20:53 pruvisto plug in some values and see if you can spot some interesting behaviour
20:53 pruvisto then make an educated guess and prove it
20:59 int-e phew sledgehammer could do the induction step
20:59 int-e proving obvious arithmetic identities is hard, sometimes.
21:01 JCaesar I'd need a pow function that isn't weird… ^^ isn't what I want, right?
21:03 int-e Oh, I restricted k to nat in my proof. Not sure what the minimal structure for that argument is... a ring should suffice.
21:04 JCaesar nat does suffice for me… I'm counting depths of Sequent Calculus derivations…
21:06 int-e well, ring_1, hmm
21:07 int-e shouldn't there be a function "int => _ :: ring_1"
21:12 pruvisto it's called of_int
21:12 pruvisto monoid_mult should suffice
21:13 JCaesar apply(auto3 sleep: sheep(1-))
21:13 JCaesar :)
21:14 int-e pruvisto: thanks. any idea why "find constants" with "int => _ :: ring_1"  - "_ => _ => _"  doesn't find of_int?
21:15 int-e maybe lift_definition doesn't register it properly? hmm hmm. out of my comfort zone.

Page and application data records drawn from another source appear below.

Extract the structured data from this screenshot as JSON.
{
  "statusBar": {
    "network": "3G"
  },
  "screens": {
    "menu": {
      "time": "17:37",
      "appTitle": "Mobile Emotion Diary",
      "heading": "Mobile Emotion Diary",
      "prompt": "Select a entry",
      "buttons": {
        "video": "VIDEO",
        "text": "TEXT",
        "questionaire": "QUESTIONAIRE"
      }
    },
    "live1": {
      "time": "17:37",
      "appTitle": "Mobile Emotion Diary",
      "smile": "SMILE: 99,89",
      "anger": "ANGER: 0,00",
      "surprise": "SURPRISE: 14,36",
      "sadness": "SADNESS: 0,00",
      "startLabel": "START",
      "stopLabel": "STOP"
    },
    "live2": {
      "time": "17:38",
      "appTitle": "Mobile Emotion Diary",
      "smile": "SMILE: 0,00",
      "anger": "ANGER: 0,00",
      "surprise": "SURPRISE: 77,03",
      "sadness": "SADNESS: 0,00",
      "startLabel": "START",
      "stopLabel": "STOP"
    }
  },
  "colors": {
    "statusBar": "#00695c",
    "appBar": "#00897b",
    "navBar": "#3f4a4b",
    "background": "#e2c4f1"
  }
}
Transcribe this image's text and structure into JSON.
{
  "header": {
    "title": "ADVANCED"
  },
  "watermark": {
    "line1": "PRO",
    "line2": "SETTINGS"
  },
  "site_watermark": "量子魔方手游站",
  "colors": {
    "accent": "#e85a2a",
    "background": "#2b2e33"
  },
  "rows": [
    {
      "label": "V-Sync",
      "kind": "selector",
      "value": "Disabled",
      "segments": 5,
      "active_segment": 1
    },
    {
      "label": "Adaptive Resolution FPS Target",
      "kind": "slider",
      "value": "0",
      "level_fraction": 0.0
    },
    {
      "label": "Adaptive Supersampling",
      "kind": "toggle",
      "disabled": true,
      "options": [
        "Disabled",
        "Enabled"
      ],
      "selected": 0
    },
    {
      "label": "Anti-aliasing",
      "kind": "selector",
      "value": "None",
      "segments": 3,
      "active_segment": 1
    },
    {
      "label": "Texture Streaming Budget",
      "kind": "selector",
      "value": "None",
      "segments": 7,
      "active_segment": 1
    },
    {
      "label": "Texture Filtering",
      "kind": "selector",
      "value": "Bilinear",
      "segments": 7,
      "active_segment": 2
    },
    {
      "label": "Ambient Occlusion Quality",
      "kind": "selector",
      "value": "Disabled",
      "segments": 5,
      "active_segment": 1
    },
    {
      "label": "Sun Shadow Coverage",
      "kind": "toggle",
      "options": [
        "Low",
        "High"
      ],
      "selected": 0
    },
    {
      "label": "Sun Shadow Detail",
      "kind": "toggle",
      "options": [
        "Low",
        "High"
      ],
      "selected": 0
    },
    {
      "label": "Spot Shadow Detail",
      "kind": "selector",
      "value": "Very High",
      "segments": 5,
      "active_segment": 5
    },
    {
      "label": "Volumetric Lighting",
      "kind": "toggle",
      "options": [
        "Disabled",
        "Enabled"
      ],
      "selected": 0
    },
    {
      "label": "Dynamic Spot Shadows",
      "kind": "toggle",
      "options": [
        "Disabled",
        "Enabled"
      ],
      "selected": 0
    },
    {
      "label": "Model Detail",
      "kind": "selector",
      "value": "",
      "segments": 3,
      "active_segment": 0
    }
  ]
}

21:17 int-e Ah, it does turn up concrete instances though, so I should have found it anyway.